My preference from the beginning would have been to ditch the term "expert" with its connotations and use a term like "financial specialist" or "financial reporting designee." But this change should have been made at the drafting stage of the statute. Regardless of what we call this person in our rule, people can still trace it back to the statute, of course. My hope is that today's discussion and the rule's safe harbor will defuse this unfortunate appellation.
Again, what is in a name? This unfortunate labeling leads to my second concern. We live in a litigious society and there is every sign that litigants are going to seize upon this term and attach great significance to it. I hope they do not. Your solution of a safe harbor in the rule is certainly very helpful in this regard, but we have no control or jurisdiction over State courts or juries that might run with this title and go places we don't want them to go. A noted plaintiff's attorney has recently stated publicly that audit committee members are "significantly more exposed to liability than in the past." That is a good warning shot across the bow.
I am reminded of a wonderful cartoon by my favorite cartoonist - a FAR SIDE drawing by Gary Larson. It shows two well-antlered deer talking to each other. One says to the other, "Bummer of a birthmark, Hal." The deer he is addressing has a bull's-eye on his chest.
Every member of the board will look at the newly titled audit committee member and say, "Bummer of a title." The title alone attracts undue attention, especially when the person is agreeing to be singled out in the company's proxy statement, and the title inherently creates the bull's-eye. Is this person now a sitting duck? How will insurance companies price this designation in the O&D context? Will companies have to pay this expert more than other directors? Might we one day see instances where greater payment for such a person will raise questions about his independence as a director? That would be ironic symmetry to our efforts.

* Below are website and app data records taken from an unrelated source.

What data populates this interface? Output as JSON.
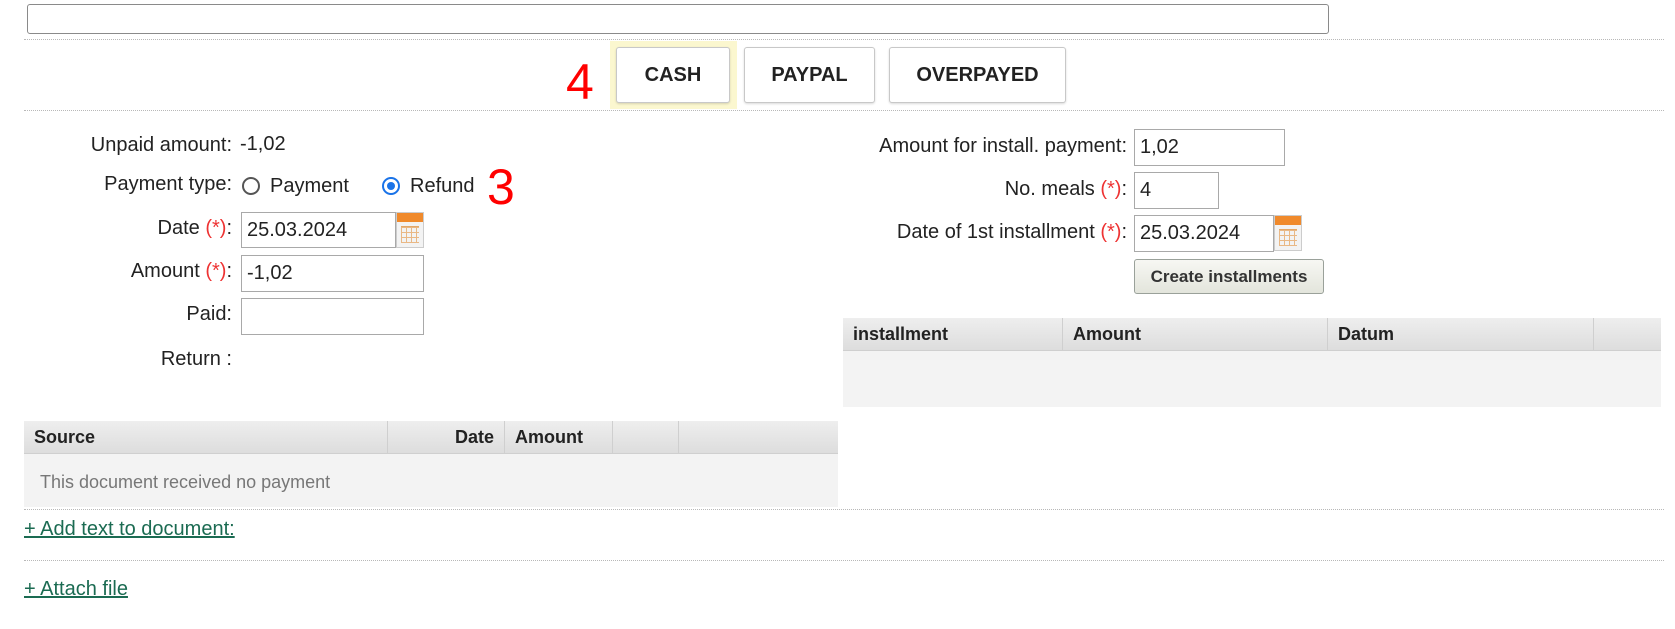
{
  "annotations": {
    "cash_marker": "4",
    "refund_marker": "3"
  },
  "tabs": [
    {
      "label": "CASH"
    },
    {
      "label": "PAYPAL"
    },
    {
      "label": "OVERPAYED"
    }
  ],
  "left_form": {
    "unpaid_label": "Unpaid amount:",
    "unpaid_value": "-1,02",
    "payment_type_label": "Payment type:",
    "option_payment": "Payment",
    "option_refund": "Refund",
    "selected_option": "Refund",
    "date_label": "Date",
    "date_required": "(*)",
    "date_value": "25.03.2024",
    "amount_label": "Amount",
    "amount_required": "(*)",
    "amount_value": "-1,02",
    "paid_label": "Paid:",
    "paid_value": "",
    "return_label": "Return :"
  },
  "right_form": {
    "install_amount_label": "Amount for install. payment:",
    "install_amount_value": "1,02",
    "meals_label": "No. meals",
    "meals_required": "(*)",
    "meals_value": "4",
    "first_install_label": "Date of 1st installment",
    "first_install_required": "(*)",
    "first_install_value": "25.03.2024",
    "create_button": "Create installments"
  },
  "installments_table": {
    "columns": [
      "installment",
      "Amount",
      "Datum"
    ],
    "rows": []
  },
  "payments_table": {
    "columns": [
      "Source",
      "Date",
      "Amount"
    ],
    "rows": [],
    "empty_message": "This document received no payment"
  },
  "links": {
    "add_text": "+ Add text to document:",
    "attach_file": "+ Attach file"
  },
  "colors": {
    "required": "#ee3333",
    "link": "#1b6b52",
    "radio_selected": "#1a73e8",
    "annotation": "#ff0000"
  }
}
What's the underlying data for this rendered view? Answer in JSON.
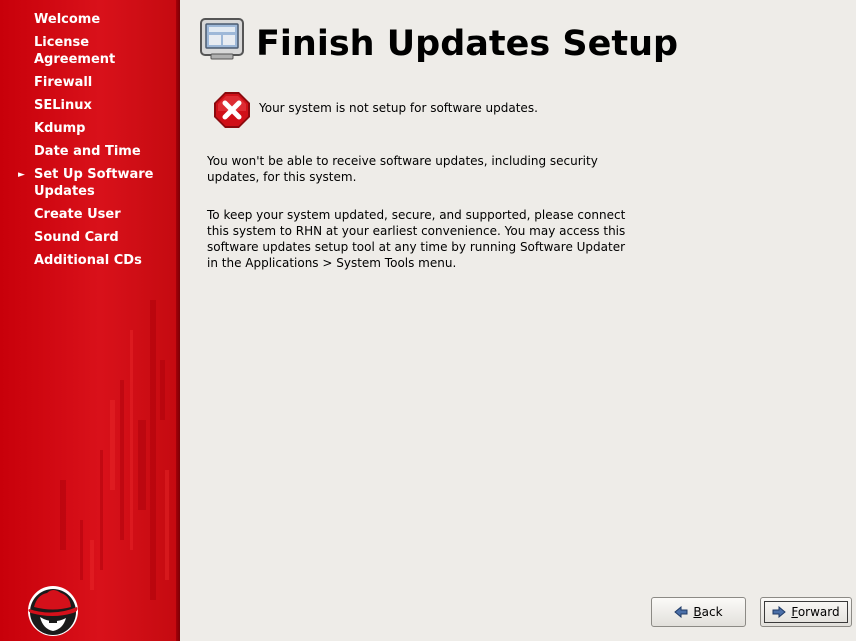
{
  "sidebar": {
    "items": [
      {
        "label": "Welcome"
      },
      {
        "label": "License Agreement"
      },
      {
        "label": "Firewall"
      },
      {
        "label": "SELinux"
      },
      {
        "label": "Kdump"
      },
      {
        "label": "Date and Time"
      },
      {
        "label": "Set Up Software Updates",
        "current": true
      },
      {
        "label": "Create User"
      },
      {
        "label": "Sound Card"
      },
      {
        "label": "Additional CDs"
      }
    ]
  },
  "main": {
    "title": "Finish Updates Setup",
    "error_message": "Your system is not setup for software updates.",
    "paragraph1": "You won't be able to receive software updates, including security updates, for this system.",
    "paragraph2": "To keep your system updated, secure, and supported, please connect this system to RHN at your earliest convenience. You may access this software updates setup tool at any time by running Software Updater in the Applications > System Tools menu."
  },
  "buttons": {
    "back": {
      "mnemonic": "B",
      "rest": "ack"
    },
    "forward": {
      "mnemonic": "F",
      "rest": "orward"
    }
  },
  "icons": {
    "header": "computer-update-icon",
    "error": "error-stop-icon",
    "back": "arrow-left-icon",
    "forward": "arrow-right-icon",
    "logo": "redhat-shadowman-logo"
  },
  "colors": {
    "sidebar_red": "#d9111a",
    "error_red": "#d01018",
    "background": "#eeece8"
  }
}
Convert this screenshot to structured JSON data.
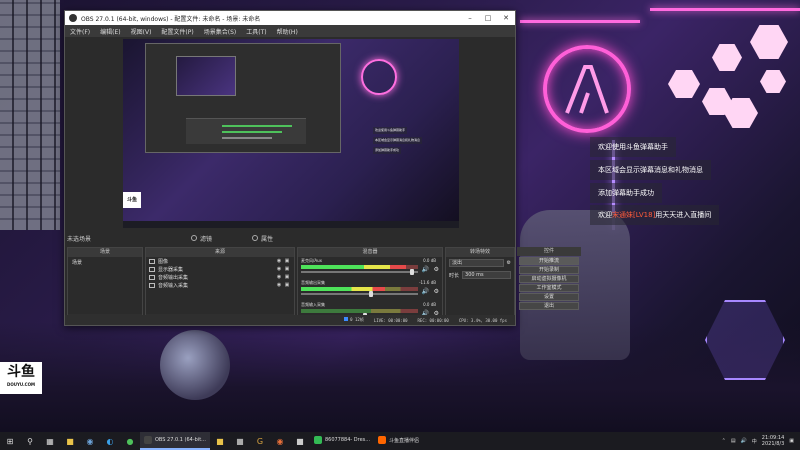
{
  "desktop": {
    "chat": [
      {
        "text": "欢迎使用斗鱼弹幕助手"
      },
      {
        "text": "本区域会显示弹幕消息和礼物消息"
      },
      {
        "text": "添加弹幕助手成功"
      },
      {
        "prefix": "欢迎",
        "highlight": "宋通妹",
        "level": "LV18",
        "suffix": "用天天进入直播间"
      }
    ],
    "logo": {
      "mark": "斗鱼",
      "sub": "DOUYU.COM"
    }
  },
  "obs": {
    "title": "OBS 27.0.1 (64-bit, windows) - 配置文件: 未命名 - 场景: 未命名",
    "menu": [
      "文件(F)",
      "编辑(E)",
      "视图(V)",
      "配置文件(P)",
      "场景集合(S)",
      "工具(T)",
      "帮助(H)"
    ],
    "scene_bar": {
      "label": "未选场景",
      "tab2": "滤镜",
      "tab3": "属性"
    },
    "docks": {
      "scenes": {
        "header": "场景",
        "items": [
          "场景"
        ]
      },
      "sources": {
        "header": "来源",
        "items": [
          {
            "name": "图像",
            "icon": "image-icon"
          },
          {
            "name": "显示器采集",
            "icon": "monitor-icon"
          },
          {
            "name": "音频输出采集",
            "icon": "speaker-icon"
          },
          {
            "name": "音频输入采集",
            "icon": "mic-icon"
          }
        ]
      },
      "mixer": {
        "header": "混音器",
        "tracks": [
          {
            "name": "麦克风/Aux",
            "db": "0.0 dB",
            "level": 0.9,
            "volume": 0.95
          },
          {
            "name": "音频输出采集",
            "db": "-11.6 dB",
            "level": 0.72,
            "volume": 0.6
          },
          {
            "name": "音频输入采集",
            "db": "0.0 dB",
            "level": 0.0,
            "volume": 0.55
          }
        ]
      },
      "transitions": {
        "header": "转场特效",
        "type": "淡出",
        "duration_label": "时长",
        "duration": "300 ms"
      },
      "controls": {
        "header": "控件",
        "buttons": [
          "开始推流",
          "开始录制",
          "启动虚拟摄像机",
          "工作室模式",
          "设置",
          "退出"
        ]
      }
    },
    "status": {
      "live": "LIVE: 00:00:00",
      "rec": "REC: 00:00:00",
      "cpu": "CPU: 3.4%, 30.00 fps",
      "dropped": "0",
      "ms": "12帧"
    }
  },
  "taskbar": {
    "apps": [
      {
        "label": "OBS 27.0.1 (64-bit...",
        "color": "#444"
      },
      {
        "label": "86077884- Dres...",
        "color": "#3b5"
      },
      {
        "label": "斗鱼直播伴侣",
        "color": "#f60"
      }
    ],
    "time": "21:09:14",
    "date": "2021/8/3"
  }
}
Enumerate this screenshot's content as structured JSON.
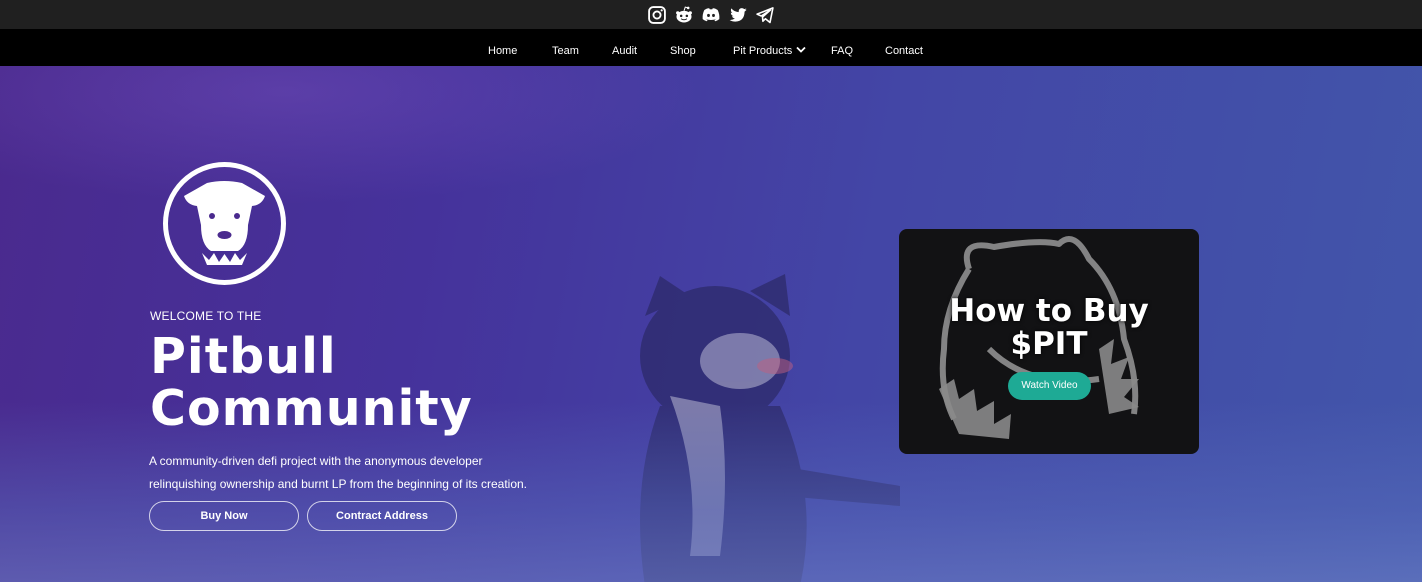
{
  "social": {
    "icons": [
      "instagram-icon",
      "reddit-icon",
      "discord-icon",
      "twitter-icon",
      "telegram-icon"
    ]
  },
  "nav": {
    "items": [
      "Home",
      "Team",
      "Audit",
      "Shop",
      "Pit Products",
      "FAQ",
      "Contact"
    ],
    "dropdown_icon": "chevron-down-icon"
  },
  "hero": {
    "welcome": "WELCOME TO THE",
    "title_line1": "Pitbull",
    "title_line2": "Community",
    "description_line1": "A community-driven defi project with the anonymous developer",
    "description_line2": "relinquishing ownership and burnt LP from the beginning of its creation.",
    "buy_button": "Buy Now",
    "contract_button": "Contract Address"
  },
  "video": {
    "title_line1": "How to Buy",
    "title_line2": "$PIT",
    "button": "Watch Video"
  },
  "colors": {
    "topbar": "#202020",
    "nav": "#000000",
    "hero_start": "#4a2a8e",
    "hero_end": "#4256aa",
    "accent": "#1eaa95"
  }
}
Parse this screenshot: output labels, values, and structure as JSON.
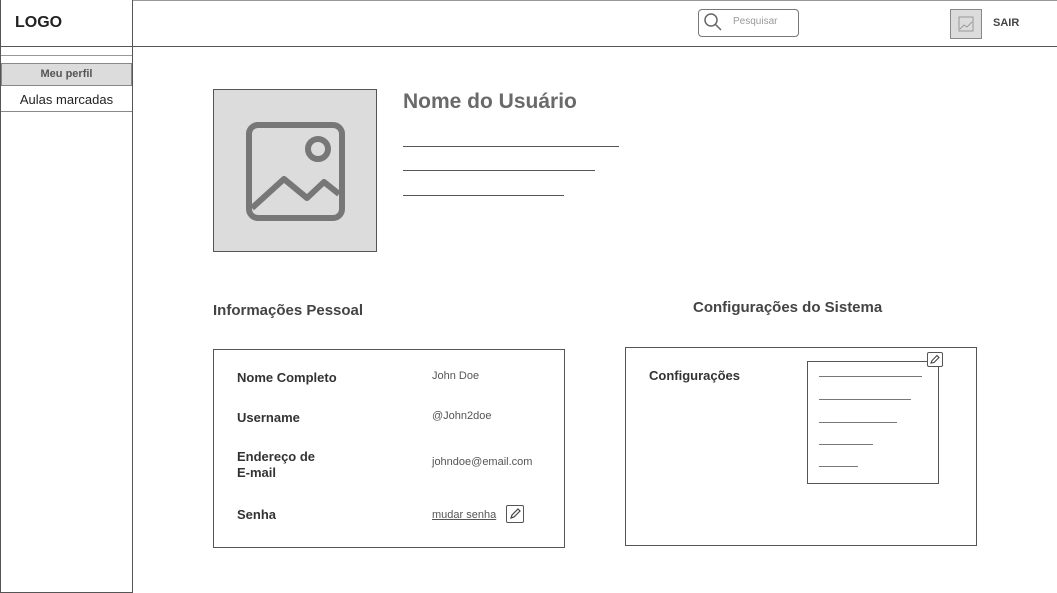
{
  "sidebar": {
    "logo": "LOGO",
    "items": [
      {
        "label": "Meu perfil"
      },
      {
        "label": "Aulas marcadas"
      }
    ]
  },
  "header": {
    "search_placeholder": "Pesquisar",
    "logout_label": "SAIR"
  },
  "profile": {
    "user_name": "Nome do Usuário"
  },
  "personal_info": {
    "title": "Informações Pessoal",
    "fields": [
      {
        "label": "Nome Completo",
        "value": "John Doe"
      },
      {
        "label": "Username",
        "value": "@John2doe"
      },
      {
        "label": "Endereço de\nE-mail",
        "value": "johndoe@email.com"
      },
      {
        "label": "Senha",
        "value": "mudar senha"
      }
    ]
  },
  "system_config": {
    "title": "Configurações do Sistema",
    "label": "Configurações"
  }
}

Last, the statute and our rule do not take into account basic human nature. Would you want to be the designated "expert" on an audit committee? Despite any attempt we make in the safe harbor to shelter or protect this expert from greater responsibility than the other members of the audit committee, that cannot be guaranteed. Basic human nature will lead many people to decline this designation. In that case, we fall back on the marketplace. I have talked to many companies that are already talking about just saying "no" - they do not have one of these experts and don't intend to designate one, but the board has taken steps to arrange for such expertise to be available through a consulting relationship or other second opinion in cases of technical, complicated accounting questions. That might be a rational and reasonable response and is really no different from a board that has no lawyer on it and takes steps to get separate legal advice. The marketplace can then decide in pricing the company's stock whether this is sufficient.